ment. They’ve used this wisdom and wealth to conduct bold experiments in how to create healthy and resilient communities where all people matter, all people can contribute. Their creativity and hard work make it easier for us to see that a different world is possible.

www.walkoutwalkon.net

We’ll visit Unitierra , a new form of university, and the
Zapatistas , a populist movement for self-determination.

Warriors Without Weapons, where play, not power, evokes people’s passion, creativity, and motivation to work hard on seemingly overwhelming challenges.

Joubert Park in Johannesburg, where people have created changes in education, public safety, arts, ecology, food, and more using the principle of start anywhere follow it everywhere

Kufunda Learning Village has achieved resilience in a time of total systems collapse by choosing a different approach.They engage in a wide range of small local actions that give them the capacity to continuously adapt to an unpredictable and chaotic world

In a gift culture—common in many traditional societies—generosity prevails and moneloses its power. Shikshantar is experimenting with gift culture, replac-ing mindless growth with the confidence that we have what we need

Art of Learning Centering at Axladtisa-Avatakia, participants
walked out of dependence on experts and learned to trust the capacities and creativity available in friendship to address their community’s needs.

People in Columbus, Ohio, are walking out of heroic leadership and walking on to a new “operating system” of using conversational processes to address complex problems,such as health care, homelessness, poverty, public safety, and more.

They’ve confirmed Margaret Mead’s brilliant statement that the world
changes by dint of small groups of dedicated people. And they’ve demonstrated that when people know where they come from—their traditions and culture—they develop strength and stamina. These pathfinders have come to understand that living is a synonym for learning: they experiment, take risks, fail, succeed, make it up as they go along, and offer compassion and forgiveness to each other.

All systems go through life cycles. There’s progress, setbacks, seasons. When a new effort begins, it feels like spring. People are excited by new possibilities, innovations and ideas abound, problems get solved, people feel inspired and motivated to contribute. It all works very well, for a time. And then, especially if there’s growth and success, things can start to go downhill. Leaders lose trust in people’s ability to self-organize and feel the need to take control, to standardize everything, to issue policies, regulations, and laws. Self-organization gets replaced by over-organization; compliance becomes more important than creativity. Means and ends get
reversed, and people struggle to uphold the system rather than having the system support them.

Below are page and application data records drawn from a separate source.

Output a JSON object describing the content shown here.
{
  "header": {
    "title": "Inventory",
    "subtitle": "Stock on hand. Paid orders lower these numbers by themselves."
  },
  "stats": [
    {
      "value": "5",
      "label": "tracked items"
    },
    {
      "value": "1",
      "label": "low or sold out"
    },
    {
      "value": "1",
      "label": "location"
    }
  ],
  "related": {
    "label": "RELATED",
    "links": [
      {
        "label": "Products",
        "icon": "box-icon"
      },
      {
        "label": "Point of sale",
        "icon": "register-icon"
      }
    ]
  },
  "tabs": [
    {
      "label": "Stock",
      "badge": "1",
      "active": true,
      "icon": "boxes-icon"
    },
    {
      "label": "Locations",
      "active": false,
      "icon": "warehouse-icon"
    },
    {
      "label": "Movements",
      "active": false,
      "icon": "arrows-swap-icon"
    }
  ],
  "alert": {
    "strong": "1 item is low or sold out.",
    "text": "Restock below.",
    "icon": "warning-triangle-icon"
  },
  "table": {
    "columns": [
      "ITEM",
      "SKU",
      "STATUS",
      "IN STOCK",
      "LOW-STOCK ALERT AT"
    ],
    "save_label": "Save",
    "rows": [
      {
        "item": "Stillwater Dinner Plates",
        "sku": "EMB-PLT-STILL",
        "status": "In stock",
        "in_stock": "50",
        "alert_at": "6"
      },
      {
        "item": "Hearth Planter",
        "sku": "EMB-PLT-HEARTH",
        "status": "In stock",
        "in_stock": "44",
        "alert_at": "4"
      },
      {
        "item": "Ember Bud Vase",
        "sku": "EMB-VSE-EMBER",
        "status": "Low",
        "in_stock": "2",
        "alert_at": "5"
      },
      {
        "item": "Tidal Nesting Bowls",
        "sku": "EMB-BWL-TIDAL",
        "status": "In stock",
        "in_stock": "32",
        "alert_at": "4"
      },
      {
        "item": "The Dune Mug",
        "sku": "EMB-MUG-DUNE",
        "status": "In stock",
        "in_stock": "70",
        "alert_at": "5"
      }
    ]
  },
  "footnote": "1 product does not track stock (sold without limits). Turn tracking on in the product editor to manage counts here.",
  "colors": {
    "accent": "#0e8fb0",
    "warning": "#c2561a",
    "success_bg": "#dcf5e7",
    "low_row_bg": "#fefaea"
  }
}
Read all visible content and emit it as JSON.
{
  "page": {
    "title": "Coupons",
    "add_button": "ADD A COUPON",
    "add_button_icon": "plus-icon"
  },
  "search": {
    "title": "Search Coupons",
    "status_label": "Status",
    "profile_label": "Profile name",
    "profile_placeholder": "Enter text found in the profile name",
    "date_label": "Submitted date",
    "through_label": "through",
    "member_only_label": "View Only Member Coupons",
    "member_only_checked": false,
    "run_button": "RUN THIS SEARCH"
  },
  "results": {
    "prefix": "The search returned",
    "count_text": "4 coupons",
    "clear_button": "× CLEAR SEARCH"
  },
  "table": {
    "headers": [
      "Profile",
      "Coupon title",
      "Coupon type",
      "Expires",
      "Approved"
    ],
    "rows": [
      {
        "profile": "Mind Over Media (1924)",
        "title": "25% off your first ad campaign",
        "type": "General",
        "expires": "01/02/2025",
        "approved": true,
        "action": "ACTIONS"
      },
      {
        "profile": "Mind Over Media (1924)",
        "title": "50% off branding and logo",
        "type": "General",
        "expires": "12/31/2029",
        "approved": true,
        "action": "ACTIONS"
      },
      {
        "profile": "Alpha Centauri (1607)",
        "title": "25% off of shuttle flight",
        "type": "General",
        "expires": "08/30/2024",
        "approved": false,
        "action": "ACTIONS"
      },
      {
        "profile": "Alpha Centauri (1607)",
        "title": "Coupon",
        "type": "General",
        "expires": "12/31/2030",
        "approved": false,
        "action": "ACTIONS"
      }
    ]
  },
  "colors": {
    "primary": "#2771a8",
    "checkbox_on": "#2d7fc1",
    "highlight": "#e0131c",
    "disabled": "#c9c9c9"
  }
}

We have to be thoughtful and LEAVING HOME compassionate in attending to what’s dying—we have to be good hospice workers. And we have to be experimenters, pioneers, edge-walkers.

Inside dying systems, Walk Outs Who Walk On are those few leaders who refuse to work from the dominant values that permeate the bureaucracy, such things as speed, greed, fear, and aggression. They use their formal leadership to champion values and practices that respect people, that rely on people’s inherent motivation, creativity, and caring to get quality work done. These leaders consciously create oases or protected areas withinthe bureaucracy where people can still contribute, protected from the As old systems fail, a few people walk out. They walk on to experiment with new ways of thinking and organizing that enable them to find solutions to seemingly unsolvable problems. At first, they feel isolated and alone, limited in what they
can achieve These leaders are treasures. They’re
dedicated, thoughtful revolutionaries who work hard to give birth to the new in very difficult circumstances.

Last edited by James Godsil.   Page last modified on June 14, 2015

Legal Information |  Designed and built by Emergency Digital. | Hosted by Steadfast Networks